Same-ole, same-ole

Photo by: Al Forbes

Vikings were used to being misunderstood. Widely characterized as mindless raging barbaric berserkers, it’s less known that they established one of the first international trade routes. They traded from Scandinavia to the Middle-east. At each new society they were looked upon as being backwards, barbaric people. Ironically these alleged barbarians established a style of trade that modern civilized societies depend upon.

So when an apparent viking longboat and vikings arrived in modern Portland Maine, the reception was chilly. “Trade?” chortled Mayor Sanderson. “What could barbarians possibly trade that we want?”
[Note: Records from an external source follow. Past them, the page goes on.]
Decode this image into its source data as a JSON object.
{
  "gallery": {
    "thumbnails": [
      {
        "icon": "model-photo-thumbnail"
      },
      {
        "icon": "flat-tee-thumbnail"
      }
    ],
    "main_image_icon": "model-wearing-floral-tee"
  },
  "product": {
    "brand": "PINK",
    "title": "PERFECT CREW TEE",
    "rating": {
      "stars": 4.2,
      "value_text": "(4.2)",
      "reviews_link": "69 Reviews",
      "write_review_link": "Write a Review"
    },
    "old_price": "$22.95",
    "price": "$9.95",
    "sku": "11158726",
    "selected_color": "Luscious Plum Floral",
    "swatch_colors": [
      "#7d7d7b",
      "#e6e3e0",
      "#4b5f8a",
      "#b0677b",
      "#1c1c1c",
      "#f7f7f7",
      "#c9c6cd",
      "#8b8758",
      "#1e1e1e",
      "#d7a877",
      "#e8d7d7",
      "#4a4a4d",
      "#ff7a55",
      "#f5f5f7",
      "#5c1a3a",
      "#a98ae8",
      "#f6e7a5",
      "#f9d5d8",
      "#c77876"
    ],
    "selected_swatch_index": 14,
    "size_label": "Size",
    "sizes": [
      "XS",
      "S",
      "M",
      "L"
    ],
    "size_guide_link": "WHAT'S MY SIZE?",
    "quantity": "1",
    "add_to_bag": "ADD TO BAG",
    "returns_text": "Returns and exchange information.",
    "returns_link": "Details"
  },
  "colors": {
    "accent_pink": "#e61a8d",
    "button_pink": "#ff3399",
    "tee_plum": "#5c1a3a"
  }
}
“Same-ole, same-ole,” muttered viking first mate Evaard.

“But this will make your ships faster!” explained Captain Uther. He held out a curious metal construction.

“We have enough modern art,” chuckled Sanderson. And the Board of Trade members guffawed loudly.
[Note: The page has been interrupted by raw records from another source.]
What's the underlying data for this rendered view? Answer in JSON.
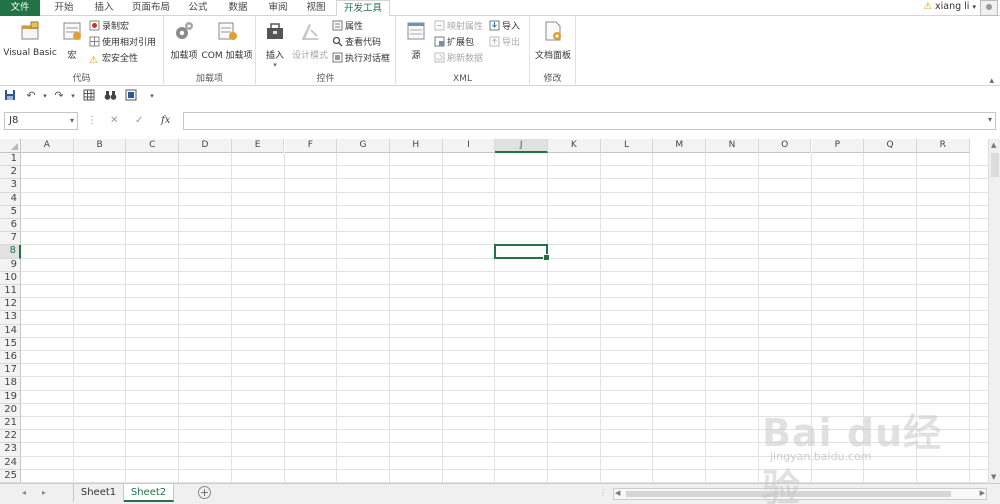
{
  "tabs": [
    {
      "label": "文件"
    },
    {
      "label": "开始"
    },
    {
      "label": "插入"
    },
    {
      "label": "页面布局"
    },
    {
      "label": "公式"
    },
    {
      "label": "数据"
    },
    {
      "label": "审阅"
    },
    {
      "label": "视图"
    },
    {
      "label": "开发工具"
    }
  ],
  "user": {
    "name": "xiang li",
    "warn_icon": "warning-icon"
  },
  "ribbon": {
    "code": {
      "label": "代码",
      "visual_basic": "Visual Basic",
      "macros": "宏",
      "record_macro": "录制宏",
      "relative_ref": "使用相对引用",
      "macro_security": "宏安全性"
    },
    "addins": {
      "label": "加载项",
      "addins_btn": "加载项",
      "com_addins": "COM 加载项"
    },
    "controls": {
      "label": "控件",
      "insert": "插入",
      "design_mode": "设计模式",
      "properties": "属性",
      "view_code": "查看代码",
      "run_dialog": "执行对话框"
    },
    "xml": {
      "label": "XML",
      "source": "源",
      "map_props": "映射属性",
      "expansion_packs": "扩展包",
      "refresh_data": "刷新数据",
      "import": "导入",
      "export": "导出"
    },
    "modify": {
      "label": "修改",
      "doc_panel": "文档面板"
    }
  },
  "name_box": "J8",
  "fx_label": "fx",
  "columns": [
    "A",
    "B",
    "C",
    "D",
    "E",
    "F",
    "G",
    "H",
    "I",
    "J",
    "K",
    "L",
    "M",
    "N",
    "O",
    "P",
    "Q",
    "R"
  ],
  "rows": [
    "1",
    "2",
    "3",
    "4",
    "5",
    "6",
    "7",
    "8",
    "9",
    "10",
    "11",
    "12",
    "13",
    "14",
    "15",
    "16",
    "17",
    "18",
    "19",
    "20",
    "21",
    "22",
    "23",
    "24",
    "25"
  ],
  "selected": {
    "col": "J",
    "row": "8"
  },
  "sheets": [
    {
      "label": "Sheet1"
    },
    {
      "label": "Sheet2"
    }
  ],
  "active_sheet": "Sheet2",
  "watermark": {
    "brand": "Bai du经验",
    "url": "jingyan.baidu.com"
  },
  "colors": {
    "accent": "#217346"
  }
}
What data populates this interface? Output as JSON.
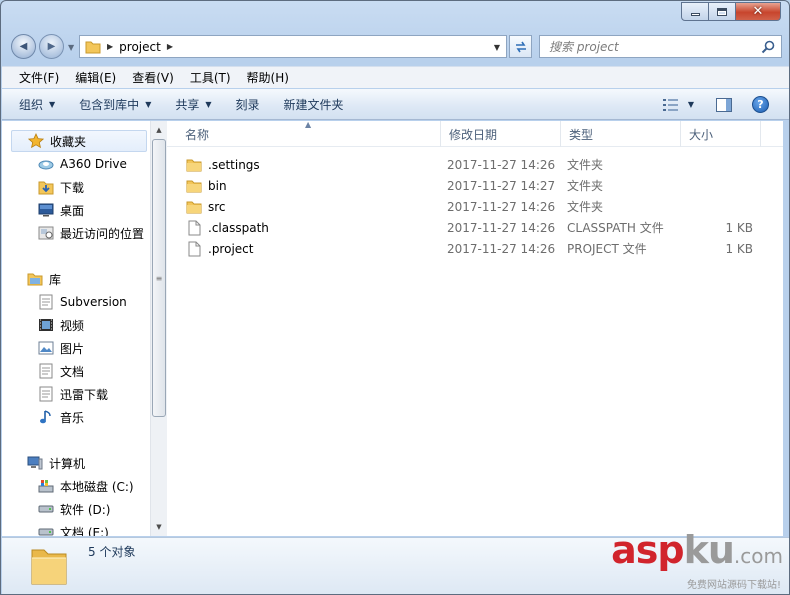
{
  "window": {
    "caption_minimize": "—",
    "caption_maximize": "□",
    "caption_close": "✕"
  },
  "navigation": {
    "back_glyph": "◀",
    "forward_glyph": "▶",
    "address_crumb": "project",
    "search_placeholder": "搜索 project"
  },
  "menubar": {
    "items": [
      "文件(F)",
      "编辑(E)",
      "查看(V)",
      "工具(T)",
      "帮助(H)"
    ]
  },
  "toolbar": {
    "organize": "组织",
    "include_in_library": "包含到库中",
    "share": "共享",
    "burn": "刻录",
    "new_folder": "新建文件夹"
  },
  "sidebar": {
    "favorites": {
      "label": "收藏夹",
      "items": [
        "A360 Drive",
        "下载",
        "桌面",
        "最近访问的位置"
      ]
    },
    "libraries": {
      "label": "库",
      "items": [
        "Subversion",
        "视频",
        "图片",
        "文档",
        "迅雷下载",
        "音乐"
      ]
    },
    "computer": {
      "label": "计算机",
      "items": [
        "本地磁盘 (C:)",
        "软件 (D:)",
        "文档 (E:)"
      ]
    }
  },
  "columns": {
    "name": "名称",
    "modified": "修改日期",
    "type": "类型",
    "size": "大小"
  },
  "files": [
    {
      "name": ".settings",
      "modified": "2017-11-27 14:26",
      "type": "文件夹",
      "size": "",
      "kind": "folder"
    },
    {
      "name": "bin",
      "modified": "2017-11-27 14:27",
      "type": "文件夹",
      "size": "",
      "kind": "folder"
    },
    {
      "name": "src",
      "modified": "2017-11-27 14:26",
      "type": "文件夹",
      "size": "",
      "kind": "folder"
    },
    {
      "name": ".classpath",
      "modified": "2017-11-27 14:26",
      "type": "CLASSPATH 文件",
      "size": "1 KB",
      "kind": "file"
    },
    {
      "name": ".project",
      "modified": "2017-11-27 14:26",
      "type": "PROJECT 文件",
      "size": "1 KB",
      "kind": "file"
    }
  ],
  "status": {
    "item_count": "5 个对象"
  },
  "watermark": {
    "red_part": "asp",
    "gray_part": "ku",
    "domain": ".com",
    "tagline": "免费网站源码下载站!"
  },
  "colors": {
    "accent": "#1e395b",
    "folder": "#f3c65a",
    "watermark_red": "#d1242c"
  }
}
Evaard took Uther’s arm and led him away. “I told you Earth wasn’t ready for our return,” he whispered. “We can sell these warp drives for a good price on Vega VII!”
Written for Sunday Photo Fiction:
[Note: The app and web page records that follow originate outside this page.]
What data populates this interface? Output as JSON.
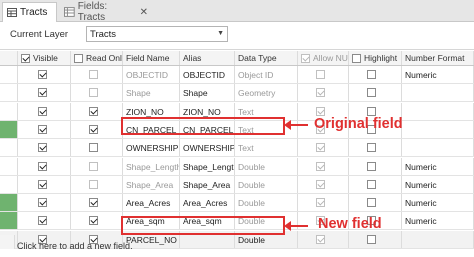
{
  "tabs": [
    {
      "label": "Tracts",
      "icon": "table-icon"
    },
    {
      "label": "Fields: Tracts",
      "icon": "fields-view-icon",
      "close": "✕"
    }
  ],
  "layer": {
    "label": "Current Layer",
    "value": "Tracts"
  },
  "columns": [
    "Visible",
    "Read Only",
    "Field Name",
    "Alias",
    "Data Type",
    "Allow NULL",
    "Highlight",
    "Number Format"
  ],
  "rows": [
    {
      "visible": true,
      "readonly": false,
      "name": "OBJECTID",
      "alias": "OBJECTID",
      "type": "Object ID",
      "allownull": false,
      "highlight": false,
      "format": "Numeric",
      "dim": true
    },
    {
      "visible": true,
      "readonly": false,
      "name": "Shape",
      "alias": "Shape",
      "type": "Geometry",
      "allownull": true,
      "highlight": false,
      "format": "",
      "dim": true
    },
    {
      "visible": true,
      "readonly": true,
      "name": "ZION_NO",
      "alias": "ZION_NO",
      "type": "Text",
      "allownull": true,
      "highlight": false,
      "format": "",
      "dim": false
    },
    {
      "visible": true,
      "readonly": true,
      "name": "CN_PARCEL_",
      "alias": "CN_PARCEL_",
      "type": "Text",
      "allownull": true,
      "highlight": false,
      "format": "",
      "dim": false
    },
    {
      "visible": true,
      "readonly": false,
      "name": "OWNERSHIP",
      "alias": "OWNERSHIP",
      "type": "Text",
      "allownull": true,
      "highlight": false,
      "format": "",
      "dim": false
    },
    {
      "visible": true,
      "readonly": false,
      "name": "Shape_Length",
      "alias": "Shape_Length",
      "type": "Double",
      "allownull": true,
      "highlight": false,
      "format": "Numeric",
      "dim": true
    },
    {
      "visible": true,
      "readonly": false,
      "name": "Shape_Area",
      "alias": "Shape_Area",
      "type": "Double",
      "allownull": true,
      "highlight": false,
      "format": "Numeric",
      "dim": true
    },
    {
      "visible": true,
      "readonly": true,
      "name": "Area_Acres",
      "alias": "Area_Acres",
      "type": "Double",
      "allownull": true,
      "highlight": false,
      "format": "Numeric",
      "dim": false
    },
    {
      "visible": true,
      "readonly": true,
      "name": "Area_sqm",
      "alias": "Area_sqm",
      "type": "Double",
      "allownull": true,
      "highlight": false,
      "format": "Numeric",
      "dim": false
    },
    {
      "visible": true,
      "readonly": true,
      "name": "PARCEL_NO",
      "alias": "",
      "type": "Double",
      "allownull": true,
      "highlight": false,
      "format": "",
      "dim": false
    }
  ],
  "footer": "Click here to add a new field.",
  "annotations": {
    "original": "Original field",
    "new": "New field"
  },
  "colors": {
    "annotation": "#e03030",
    "row_marker": "#6fb36f"
  }
}
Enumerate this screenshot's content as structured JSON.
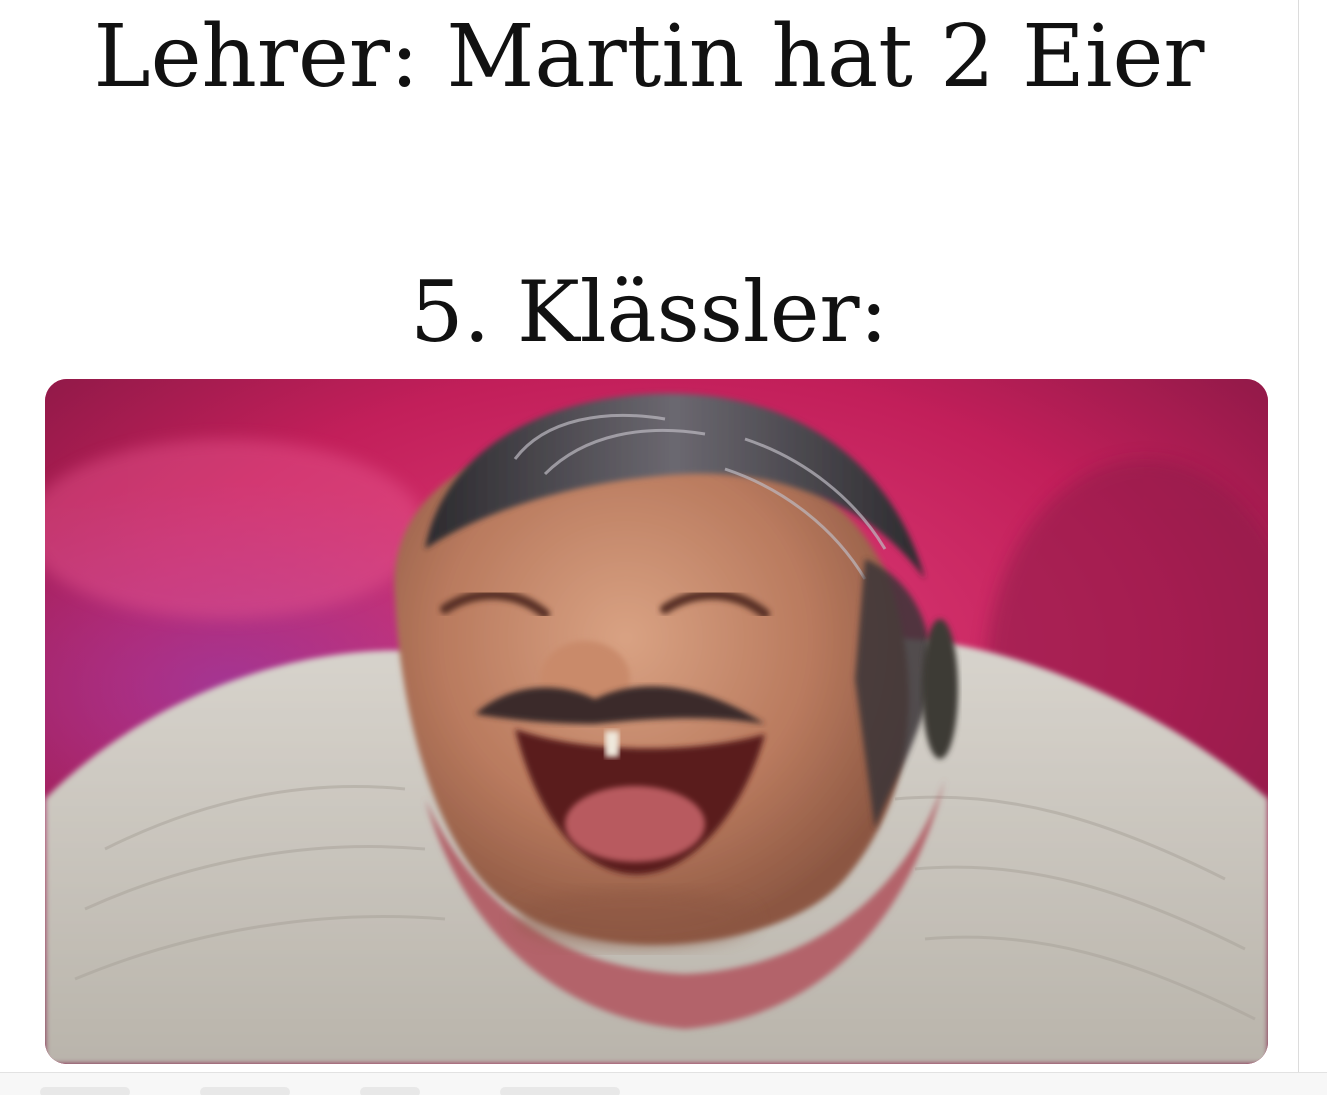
{
  "meme": {
    "caption_top": "Lehrer: Martin hat 2 Eier",
    "caption_bottom": "5. Klässler:",
    "image_subject": "laughing-man-photo",
    "colors": {
      "background": "#ffffff",
      "text": "#111111",
      "photo_backdrop": "#c4245e",
      "sweater": "#cfcbc4"
    }
  }
}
About EagleAye

I like looking at the serious subjects in the news and seeking the lighter side of the issue. I love satire and spoofs. I see the ridiculous side of things all the time, and my goal is to share that light-hearted view.
This entry was posted in Short Fiction and tagged , , , , , , , , , . Bookmark the permalink.

29 Responses to Same-ole, same-ole

  1. Joy Pixley says:

    Ah, Mayor Sanderson the Ignorant, who doesn’t get what he doesn’t deserve. I’m glad the Vikings have other, more enlightened options for trading partners!

    Liked by 1 person

    • EagleAye says:

      No kidding. He could’ve at least heard them out. Imagine how sheepish he felt when the long boat rose up on counter-gravity fields, then streaked into orbit at hypersonic speeds. You can be sure the Department of Defense would have some unkind words for the mayor. 😉 Thanks Joy! 🙂

      Liked by 1 person

  2. James says:

    Earth’s always been a bit backward.

    Liked by 1 person

  3. Love it. Nice twist at the end. Very Stargatish.

    Liked by 1 person

  4. Enjoyed your interesting little tale. Too bad the Mayor of Portland wasn’t on the ball; we could have checked out Pluto already. 🙂

    Perhaps the Vikings came to be thought of as barbarians when Ragnar Shaggy-pants was king? A son of Horsehair Shaggy-pants, if I recall correctly. A name like that on a calling card could leave the wrong impression. And I’ve been deceived into believing that myth about their “trade” being the “slash, grab, and run” variety, so you’ve enlightened me.

    I do know that they left quite a few of their genetics in the north islands of Scotland and also over a lot of Friesland — so it wasn’t that they gave nothing in return. 😉

    Liked by 1 person

    • EagleAye says:

      Yep. The Vikings left their impression on much of the world. I’ve got Viking that in my blood. Shaggy-pants is certainly not an awe-inspiring name, though it’s hardly worse than King Edward Longshanks. I guess folks could be especially informal back then. 😉 Glad you enjoyed the story. Thanks so much, Christine. 🙂


  5. Same ole’ thang… lol! well done! 🙂

    Liked by 1 person

  6. Ahhh I see now. They are not “vikings” their name is Roman numerals. They are VI kings. Or from Vega I. V 1 Kings.

    Liked by 1 person

  7. Lyn says:

    Appearances can be deceiving. Gunn-Sar, War Lord of the all male race of Homics did particularly nice embroidery 😀

    Liked by 1 person

  8. List of X says:

    I’m sure that Vikings’s going berserk was just a negotiating tactic.

    Liked by 1 person

  9. Thanks for the book, EA! I just checked your title on Kobo and found your book is free today. I almost feel guilty. Shall I mail you a dollar?

    Liked by 1 person

  10. I think we Earthlings need to hire a good PR firm to deal with the ‘advanced’ vikings.Wonderful story.

    Liked by 1 person

  11. You mean the monotheists painted polytheists as barbaric heathens? 😉 Studied Vikings for Year 2 of my Undergrad. My lecturer argued this very point. Thank you for posting.

    Liked by 1 person

Don't be shy. Say something!

Fill in your details below or click an icon to log in: Logo

You are commenting using your account. Log Out /  Change )

Twitter picture

You are commenting using your Twitter account. Log Out /  Change )

Facebook photo

You are commenting using your Facebook account. Log Out /  Change )

Connecting to %s